• GIVEN RECORDS:

============================================================

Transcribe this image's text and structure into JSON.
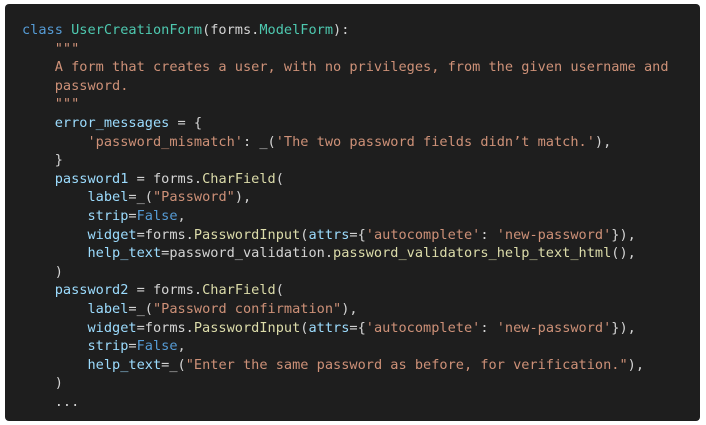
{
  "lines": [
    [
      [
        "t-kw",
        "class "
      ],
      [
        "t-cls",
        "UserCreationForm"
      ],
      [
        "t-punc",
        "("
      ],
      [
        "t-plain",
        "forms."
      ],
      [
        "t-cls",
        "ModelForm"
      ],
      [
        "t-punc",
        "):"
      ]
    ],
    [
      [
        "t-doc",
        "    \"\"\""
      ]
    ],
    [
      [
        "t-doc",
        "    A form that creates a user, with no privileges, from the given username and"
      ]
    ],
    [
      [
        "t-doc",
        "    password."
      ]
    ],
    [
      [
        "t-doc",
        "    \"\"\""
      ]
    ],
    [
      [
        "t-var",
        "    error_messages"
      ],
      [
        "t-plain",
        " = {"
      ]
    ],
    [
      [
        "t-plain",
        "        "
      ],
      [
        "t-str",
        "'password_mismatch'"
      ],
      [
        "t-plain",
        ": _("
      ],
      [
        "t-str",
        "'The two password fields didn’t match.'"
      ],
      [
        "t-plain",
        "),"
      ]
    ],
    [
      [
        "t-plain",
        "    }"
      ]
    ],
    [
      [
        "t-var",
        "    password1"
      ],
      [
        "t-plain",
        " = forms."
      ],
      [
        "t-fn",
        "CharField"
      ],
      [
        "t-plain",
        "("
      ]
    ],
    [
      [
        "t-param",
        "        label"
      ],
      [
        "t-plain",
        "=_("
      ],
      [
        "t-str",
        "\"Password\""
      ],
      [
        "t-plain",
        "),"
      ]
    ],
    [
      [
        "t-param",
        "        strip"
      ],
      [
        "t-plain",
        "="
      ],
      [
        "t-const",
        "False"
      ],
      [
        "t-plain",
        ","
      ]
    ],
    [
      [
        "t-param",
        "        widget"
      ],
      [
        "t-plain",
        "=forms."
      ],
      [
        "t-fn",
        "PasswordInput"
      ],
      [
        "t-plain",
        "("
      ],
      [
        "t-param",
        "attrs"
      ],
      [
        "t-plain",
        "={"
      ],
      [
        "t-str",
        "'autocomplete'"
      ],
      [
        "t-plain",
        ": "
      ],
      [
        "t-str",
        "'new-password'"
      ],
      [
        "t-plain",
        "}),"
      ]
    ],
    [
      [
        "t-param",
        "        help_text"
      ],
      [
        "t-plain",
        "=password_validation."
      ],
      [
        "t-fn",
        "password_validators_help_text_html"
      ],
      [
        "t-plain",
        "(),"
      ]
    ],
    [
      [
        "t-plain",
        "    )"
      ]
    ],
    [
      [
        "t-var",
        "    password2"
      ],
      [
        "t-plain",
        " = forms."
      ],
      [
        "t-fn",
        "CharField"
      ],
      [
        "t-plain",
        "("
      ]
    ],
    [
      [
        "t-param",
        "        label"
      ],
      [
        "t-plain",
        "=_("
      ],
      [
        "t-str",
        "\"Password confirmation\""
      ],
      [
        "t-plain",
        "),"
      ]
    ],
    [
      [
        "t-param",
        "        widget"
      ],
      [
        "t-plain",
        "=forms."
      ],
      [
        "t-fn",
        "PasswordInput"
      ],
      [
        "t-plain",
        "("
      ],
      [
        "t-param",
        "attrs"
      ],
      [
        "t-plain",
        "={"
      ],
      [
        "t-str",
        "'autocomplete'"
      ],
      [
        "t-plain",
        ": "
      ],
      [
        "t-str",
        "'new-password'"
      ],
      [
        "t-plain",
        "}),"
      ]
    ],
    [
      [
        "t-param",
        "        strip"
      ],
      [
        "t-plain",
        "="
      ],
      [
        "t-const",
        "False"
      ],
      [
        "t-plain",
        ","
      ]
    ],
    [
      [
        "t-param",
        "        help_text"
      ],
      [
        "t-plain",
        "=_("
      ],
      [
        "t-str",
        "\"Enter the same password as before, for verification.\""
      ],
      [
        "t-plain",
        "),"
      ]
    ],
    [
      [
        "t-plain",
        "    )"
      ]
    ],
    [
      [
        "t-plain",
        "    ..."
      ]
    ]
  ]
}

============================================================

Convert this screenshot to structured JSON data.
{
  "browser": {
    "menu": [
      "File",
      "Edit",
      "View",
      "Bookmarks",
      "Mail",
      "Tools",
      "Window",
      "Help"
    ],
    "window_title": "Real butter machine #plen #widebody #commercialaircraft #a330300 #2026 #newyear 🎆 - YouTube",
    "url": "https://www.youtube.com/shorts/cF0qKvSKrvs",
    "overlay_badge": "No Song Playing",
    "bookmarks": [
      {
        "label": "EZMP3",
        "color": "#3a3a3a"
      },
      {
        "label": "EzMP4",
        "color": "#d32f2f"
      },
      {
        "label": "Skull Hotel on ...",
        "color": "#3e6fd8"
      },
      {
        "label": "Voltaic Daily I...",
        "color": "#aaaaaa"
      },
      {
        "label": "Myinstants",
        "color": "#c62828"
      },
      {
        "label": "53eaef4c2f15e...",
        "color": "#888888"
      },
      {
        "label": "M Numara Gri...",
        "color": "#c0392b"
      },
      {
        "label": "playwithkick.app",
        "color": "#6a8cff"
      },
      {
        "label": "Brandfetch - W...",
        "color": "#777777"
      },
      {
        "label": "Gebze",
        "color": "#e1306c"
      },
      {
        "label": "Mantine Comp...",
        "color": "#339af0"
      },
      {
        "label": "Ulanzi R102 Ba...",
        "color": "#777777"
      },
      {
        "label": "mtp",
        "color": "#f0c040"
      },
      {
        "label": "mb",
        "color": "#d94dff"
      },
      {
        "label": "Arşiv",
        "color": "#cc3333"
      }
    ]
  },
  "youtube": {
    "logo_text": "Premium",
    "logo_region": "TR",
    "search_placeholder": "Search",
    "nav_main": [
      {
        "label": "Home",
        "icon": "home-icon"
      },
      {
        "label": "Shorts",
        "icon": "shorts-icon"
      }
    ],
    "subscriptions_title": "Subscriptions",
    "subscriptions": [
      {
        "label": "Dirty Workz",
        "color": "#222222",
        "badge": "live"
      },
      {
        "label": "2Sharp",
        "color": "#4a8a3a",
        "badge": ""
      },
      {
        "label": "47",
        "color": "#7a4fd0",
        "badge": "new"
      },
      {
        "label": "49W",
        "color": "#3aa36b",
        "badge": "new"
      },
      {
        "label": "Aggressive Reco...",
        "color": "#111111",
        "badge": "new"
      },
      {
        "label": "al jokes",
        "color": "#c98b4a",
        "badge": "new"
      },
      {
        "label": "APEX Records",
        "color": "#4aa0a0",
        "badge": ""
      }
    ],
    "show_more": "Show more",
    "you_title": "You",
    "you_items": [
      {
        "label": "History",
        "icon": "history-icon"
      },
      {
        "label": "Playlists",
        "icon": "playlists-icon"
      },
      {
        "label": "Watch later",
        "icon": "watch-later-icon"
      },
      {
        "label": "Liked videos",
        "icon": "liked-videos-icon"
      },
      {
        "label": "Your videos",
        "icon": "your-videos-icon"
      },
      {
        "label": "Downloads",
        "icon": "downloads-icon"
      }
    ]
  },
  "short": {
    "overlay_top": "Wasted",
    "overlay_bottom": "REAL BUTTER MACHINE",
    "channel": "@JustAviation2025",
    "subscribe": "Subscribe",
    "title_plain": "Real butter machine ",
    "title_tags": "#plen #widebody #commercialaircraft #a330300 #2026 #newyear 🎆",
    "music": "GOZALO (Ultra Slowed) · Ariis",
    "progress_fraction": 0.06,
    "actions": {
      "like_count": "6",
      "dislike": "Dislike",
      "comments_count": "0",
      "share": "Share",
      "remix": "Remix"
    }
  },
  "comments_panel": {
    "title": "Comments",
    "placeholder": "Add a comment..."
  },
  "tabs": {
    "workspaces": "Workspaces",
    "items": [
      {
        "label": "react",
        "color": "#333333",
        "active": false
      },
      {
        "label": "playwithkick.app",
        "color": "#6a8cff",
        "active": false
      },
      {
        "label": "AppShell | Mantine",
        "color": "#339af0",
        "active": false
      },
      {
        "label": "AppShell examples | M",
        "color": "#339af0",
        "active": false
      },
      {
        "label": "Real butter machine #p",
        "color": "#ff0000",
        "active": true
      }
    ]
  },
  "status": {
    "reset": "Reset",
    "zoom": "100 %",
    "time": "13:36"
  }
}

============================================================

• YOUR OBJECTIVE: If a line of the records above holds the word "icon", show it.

• RESPONSE TO THE TASK:
        "icon": "home-icon"
        "icon": "shorts-icon"
        "icon": "history-icon"
        "icon": "playlists-icon"
        "icon": "watch-later-icon"
        "icon": "liked-videos-icon"
        "icon": "your-videos-icon"
        "icon": "downloads-icon"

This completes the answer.